In addition, the Board also adopted edicts from the SWRCB’s emergency drought resolution in their new ordinance. The District’s ordinance now restricts watering within 48 hours of a rain event, irrigating street medians and adjacent landscape strips using potable water and requires all leaks to be repaired within 48 hours of notification by the District. The new Ordinance can be found here: http://www.vwd.org/home/showdocument?id=3800. The existing Policy on conservation can be found here: http://www.vwd.org/home/showdocument?id=821.

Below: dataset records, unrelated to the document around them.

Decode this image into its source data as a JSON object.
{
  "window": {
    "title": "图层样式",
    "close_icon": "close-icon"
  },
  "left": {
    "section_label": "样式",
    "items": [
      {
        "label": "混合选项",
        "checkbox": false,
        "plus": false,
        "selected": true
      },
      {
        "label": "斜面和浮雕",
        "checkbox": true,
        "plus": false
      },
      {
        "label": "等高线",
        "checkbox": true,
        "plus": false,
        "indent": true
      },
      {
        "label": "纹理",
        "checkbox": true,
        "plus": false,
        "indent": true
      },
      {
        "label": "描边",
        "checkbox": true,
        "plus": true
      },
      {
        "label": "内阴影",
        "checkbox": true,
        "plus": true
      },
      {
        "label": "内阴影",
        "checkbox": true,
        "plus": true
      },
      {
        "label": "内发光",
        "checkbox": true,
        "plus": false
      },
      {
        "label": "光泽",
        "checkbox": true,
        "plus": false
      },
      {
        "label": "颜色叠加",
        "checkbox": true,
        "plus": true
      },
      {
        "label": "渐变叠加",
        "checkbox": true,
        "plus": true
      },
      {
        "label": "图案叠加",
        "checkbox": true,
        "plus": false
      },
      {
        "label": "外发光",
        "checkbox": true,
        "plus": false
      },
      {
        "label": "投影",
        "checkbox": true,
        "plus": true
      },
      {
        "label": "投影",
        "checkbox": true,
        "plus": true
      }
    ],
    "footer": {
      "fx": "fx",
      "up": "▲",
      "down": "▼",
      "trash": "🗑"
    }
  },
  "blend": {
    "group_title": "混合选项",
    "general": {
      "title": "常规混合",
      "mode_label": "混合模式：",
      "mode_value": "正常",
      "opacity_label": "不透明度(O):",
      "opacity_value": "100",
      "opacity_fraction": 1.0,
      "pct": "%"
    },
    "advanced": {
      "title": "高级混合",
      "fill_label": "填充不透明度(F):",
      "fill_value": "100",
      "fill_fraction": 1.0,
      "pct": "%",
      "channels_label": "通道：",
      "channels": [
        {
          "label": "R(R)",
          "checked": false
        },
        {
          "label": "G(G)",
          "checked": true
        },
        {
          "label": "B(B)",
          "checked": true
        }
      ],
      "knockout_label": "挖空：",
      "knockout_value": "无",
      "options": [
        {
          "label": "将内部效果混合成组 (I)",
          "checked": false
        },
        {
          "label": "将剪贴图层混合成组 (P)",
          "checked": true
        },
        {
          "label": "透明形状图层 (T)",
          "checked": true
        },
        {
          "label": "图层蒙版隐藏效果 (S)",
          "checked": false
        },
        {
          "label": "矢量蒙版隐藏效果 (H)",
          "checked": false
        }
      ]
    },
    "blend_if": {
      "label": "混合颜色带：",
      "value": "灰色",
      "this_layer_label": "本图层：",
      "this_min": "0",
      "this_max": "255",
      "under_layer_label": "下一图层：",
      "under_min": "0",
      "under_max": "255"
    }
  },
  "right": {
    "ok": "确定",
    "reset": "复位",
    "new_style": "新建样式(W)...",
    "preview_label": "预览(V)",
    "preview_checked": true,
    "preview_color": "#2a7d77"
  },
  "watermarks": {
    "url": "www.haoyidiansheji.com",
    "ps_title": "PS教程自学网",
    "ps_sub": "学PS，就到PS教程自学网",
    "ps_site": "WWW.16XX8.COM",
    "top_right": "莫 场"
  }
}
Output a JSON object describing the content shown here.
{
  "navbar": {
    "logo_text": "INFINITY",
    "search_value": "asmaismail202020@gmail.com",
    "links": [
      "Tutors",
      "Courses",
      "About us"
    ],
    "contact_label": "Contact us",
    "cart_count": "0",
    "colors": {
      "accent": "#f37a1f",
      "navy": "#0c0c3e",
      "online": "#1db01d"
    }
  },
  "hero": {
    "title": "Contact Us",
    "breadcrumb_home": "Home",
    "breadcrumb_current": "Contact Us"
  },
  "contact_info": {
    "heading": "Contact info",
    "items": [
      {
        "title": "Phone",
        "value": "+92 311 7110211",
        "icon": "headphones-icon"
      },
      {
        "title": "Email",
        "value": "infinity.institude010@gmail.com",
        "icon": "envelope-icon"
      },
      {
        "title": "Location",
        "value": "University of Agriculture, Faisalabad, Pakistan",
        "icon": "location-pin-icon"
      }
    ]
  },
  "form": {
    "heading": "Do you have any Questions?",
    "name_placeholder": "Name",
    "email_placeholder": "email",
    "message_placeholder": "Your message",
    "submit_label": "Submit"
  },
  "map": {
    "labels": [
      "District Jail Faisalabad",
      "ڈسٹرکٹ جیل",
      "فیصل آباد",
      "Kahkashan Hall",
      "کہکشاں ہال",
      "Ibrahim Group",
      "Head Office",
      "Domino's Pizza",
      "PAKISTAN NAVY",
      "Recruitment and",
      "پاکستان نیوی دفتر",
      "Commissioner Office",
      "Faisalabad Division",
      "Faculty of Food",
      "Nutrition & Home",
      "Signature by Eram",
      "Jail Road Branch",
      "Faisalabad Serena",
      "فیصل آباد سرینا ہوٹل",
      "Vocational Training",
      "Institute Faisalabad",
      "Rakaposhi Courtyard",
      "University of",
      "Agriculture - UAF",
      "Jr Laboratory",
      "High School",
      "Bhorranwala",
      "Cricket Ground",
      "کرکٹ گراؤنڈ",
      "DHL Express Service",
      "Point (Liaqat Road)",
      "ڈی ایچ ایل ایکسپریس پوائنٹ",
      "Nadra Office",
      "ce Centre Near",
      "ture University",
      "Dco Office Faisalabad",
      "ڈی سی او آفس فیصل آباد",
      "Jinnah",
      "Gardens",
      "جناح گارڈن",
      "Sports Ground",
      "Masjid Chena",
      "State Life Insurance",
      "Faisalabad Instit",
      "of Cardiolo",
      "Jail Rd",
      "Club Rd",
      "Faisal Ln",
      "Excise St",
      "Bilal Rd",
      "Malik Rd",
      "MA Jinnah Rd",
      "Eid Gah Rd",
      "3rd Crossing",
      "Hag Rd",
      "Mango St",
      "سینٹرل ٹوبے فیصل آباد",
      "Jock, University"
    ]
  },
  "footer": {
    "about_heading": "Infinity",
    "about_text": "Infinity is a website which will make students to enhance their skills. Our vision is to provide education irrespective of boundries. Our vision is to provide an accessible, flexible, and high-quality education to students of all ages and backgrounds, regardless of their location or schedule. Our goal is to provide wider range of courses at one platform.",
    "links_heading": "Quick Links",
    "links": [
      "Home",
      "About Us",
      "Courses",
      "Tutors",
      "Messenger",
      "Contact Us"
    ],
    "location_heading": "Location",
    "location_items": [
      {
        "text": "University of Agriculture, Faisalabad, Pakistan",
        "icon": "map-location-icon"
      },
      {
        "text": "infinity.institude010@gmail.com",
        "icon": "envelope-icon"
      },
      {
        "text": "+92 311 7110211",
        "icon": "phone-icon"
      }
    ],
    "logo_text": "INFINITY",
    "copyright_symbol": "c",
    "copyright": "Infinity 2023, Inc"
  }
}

The District is committed to its community-wide conservation goal aimed at keeping as much water as possible in storage for 2015 and beyond. As a proactive measure, the District initiated drought patrols in its service area. District employees are on duty in the pre-dawn hours and during the day looking for drought ordinance violations. When a violation is spotted, the information is noted and the customer will be contacted to provide assistance with ways to conserve water, available water conservation rebates, as well as general information on how the District can help customers save water.
Since the patrols started on May 11, staff has documented over 250 instances of water waste. Nearly all of them are due to irrigation runoff. If a runoff problem exists, it could be caused by many factors, most easily repaired or adjusted, including broken or misaligned sprinkler heads, compacted soil, or sprinklers that may be running for too long. The District urges all customers to check their irrigation system and correct any problems. For more information or to schedule a free irrigation audit, please visit www.vwd.org.
About Vallecitos Water District: As an independent, special district, Vallecitos is dedicated to providing water, wastewater and reclamation services to approximately 97,000 people in a 45-square-mile area that includes San Marcos; the community of Lake San Marcos; portions of Carlsbad, Escondido and Vista; and other surrounding unincorporated areas. The public is invited to Board meetings, taking place at 4 p.m. the first and third Wednesday of each month at Vallecitos’ Administration Building – 201 Vallecitos de Oro, San Marcos. Board meetings are also televised on San Marcos TV. Visit www.san-marcos.net/smtv for a complete programming schedule.
Click here to review San Marcos Unified School District Star Test Results. Results released Monday by the State Department of Education.